How much better to heed Paul’s warning in 1 Corinthians 10, and accept an invitation to know God in his word. It is our very own history that we read. We are the seed of Abraham, heirs of the promise, and as we read from Genesis through Revelation, it is our story. At times it is frustrating as we see how far humanity can fall, but it is encouraging that our God remains faithful throughout. And to know of God’s faithfulness through the ages is a much more blissful condition than to remain in the dark about it. So let’s seek to be in the light, God’s light, learning from him and learning from the wisdom he shares with us.

Paul wants us to remember our history, which is the history of Israel

Moses strikes water from the stone, by Francesco Bacchiacca

Moses strikes water from the stone, by Francesco Bacchiacca
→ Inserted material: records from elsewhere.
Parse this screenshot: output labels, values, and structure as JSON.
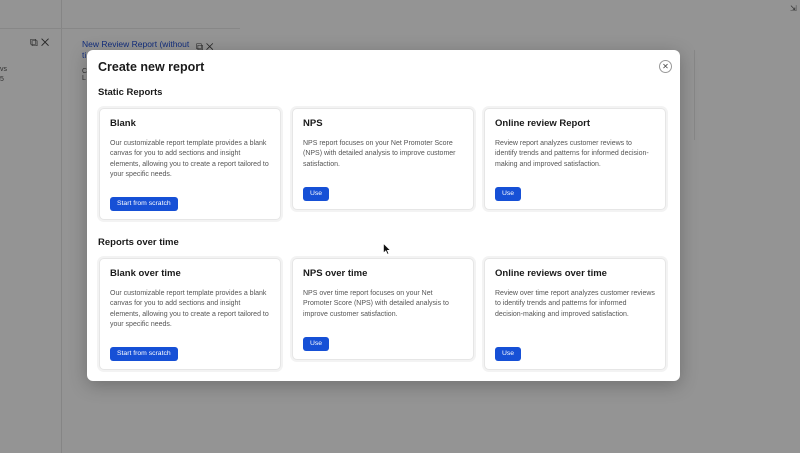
{
  "background": {
    "text_a": "vs",
    "text_b": "5",
    "link_title": "New Review Report (without ti",
    "sub_text_a": "C",
    "sub_text_b": "L"
  },
  "modal": {
    "title": "Create new report",
    "close_glyph": "✕",
    "sections": [
      {
        "title": "Static Reports",
        "cards": [
          {
            "title": "Blank",
            "description": "Our customizable report template provides a blank canvas for you to add sections and insight elements, allowing you to create a report tailored to your specific needs.",
            "button": "Start from scratch"
          },
          {
            "title": "NPS",
            "description": "NPS report focuses on your Net Promoter Score (NPS) with detailed analysis to improve customer satisfaction.",
            "button": "Use"
          },
          {
            "title": "Online review Report",
            "description": "Review report analyzes customer reviews to identify trends and patterns for informed decision-making and improved satisfaction.",
            "button": "Use"
          }
        ]
      },
      {
        "title": "Reports over time",
        "cards": [
          {
            "title": "Blank over time",
            "description": "Our customizable report template provides a blank canvas for you to add sections and insight elements, allowing you to create a report tailored to your specific needs.",
            "button": "Start from scratch"
          },
          {
            "title": "NPS over time",
            "description": "NPS over time report focuses on your Net Promoter Score (NPS) with detailed analysis to improve customer satisfaction.",
            "button": "Use"
          },
          {
            "title": "Online reviews over time",
            "description": "Review over time report analyzes customer reviews to identify trends and patterns for informed decision-making and improved satisfaction.",
            "button": "Use"
          }
        ]
      }
    ]
  },
  "colors": {
    "accent": "#1650d6",
    "overlay": "#6b6b6b"
  }
}
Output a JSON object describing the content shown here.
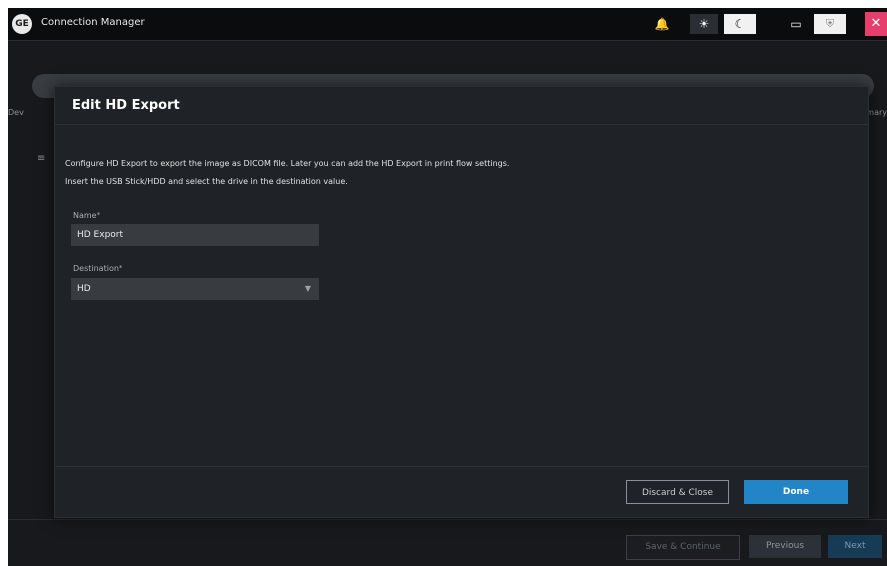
{
  "app": {
    "title": "Connection Manager",
    "logo_text": "GE"
  },
  "titlebar": {
    "bell_icon": "bell-icon",
    "sun_icon": "sun-icon",
    "moon_icon": "moon-icon",
    "monitor_icon": "monitor-icon",
    "shield_icon": "shield-icon",
    "close_icon": "close-icon"
  },
  "background": {
    "left_step_label": "Dev",
    "right_step_label": "mary"
  },
  "footer": {
    "save_label": "Save & Continue",
    "previous_label": "Previous",
    "next_label": "Next"
  },
  "dialog": {
    "title": "Edit HD Export",
    "description_line1": "Configure HD Export to export the image as DICOM file. Later you can add the HD Export in print flow settings.",
    "description_line2": "Insert the USB Stick/HDD and select the drive in the destination value.",
    "name_label": "Name",
    "name_required": "*",
    "name_value": "HD Export",
    "destination_label": "Destination",
    "destination_required": "*",
    "destination_value": "HD",
    "discard_label": "Discard & Close",
    "done_label": "Done"
  },
  "colors": {
    "accent": "#2185c7",
    "close": "#e63f6d",
    "background": "#17191c",
    "dialog": "#1f2226"
  }
}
Our Bible reading this week is from 1 Corinthians 10:1-22. Paul begins it by encouraging the reader not to be unaware of what has gone on before us. That is a double negative that could be understood as, “I want you to know…” Paul wants his readers to know their history, so he calls to mind a few events. Maybe some did know about these events, but they weren’t on their minds. He wants them to remember and be thinking of these things as he moves along in this chapter.

But perhaps we are not as familiar with Paul’s references. If so, let’s begin this week by going back and reading through those chapters that will help us to know (to not be unaware).

To do this, read Exodus 13-17.

As you do, try to connect Paul’s references to the events found here. You could just read the few verses you may find in your cross references, but it’ll be much better to read within its context and be reminded of the larger story.

Knowing Our Own Faith

I’m reading a book in preparation for a book club at my church and it is a more narrative take on comparative religion. One thing that has struck me so far are the comments from the three lay people who represent different religions in regards to what they know and do not know about their own faith.

One has been through a religious school, another went to worship services frequently, and they have members of their family who could pass doctrine, practice, and tradition along. Yet these adults have a pretty basic understanding.

I’m not that far along in the book, so there is plenty of time for growth in these characters, but I just wonder what accounts for the limited understanding of one’s own faith, even when there have been years of being among the faith communities?

What we are undertaking with Year in the Bible is by no means a certain way to achieve perfect knowledge of Christianity, but it will certainly continue to be used by God to show us more about him. If we devote ourselves to God’s word, we won’t remain in the dark, rather he’ll shine his light upon us. When we prayerfully approach Scripture, we’re opening ourselves up to the teaching of the Holy Spirit and (I pray) we are learning much. We ought to be able to articulate what we believe and what we believe is there in the text, so let’s continue on in our reading. God wants us to know him, to know Jesus Christ, to understand what we are called to be and do, and to receive maturity in our faith.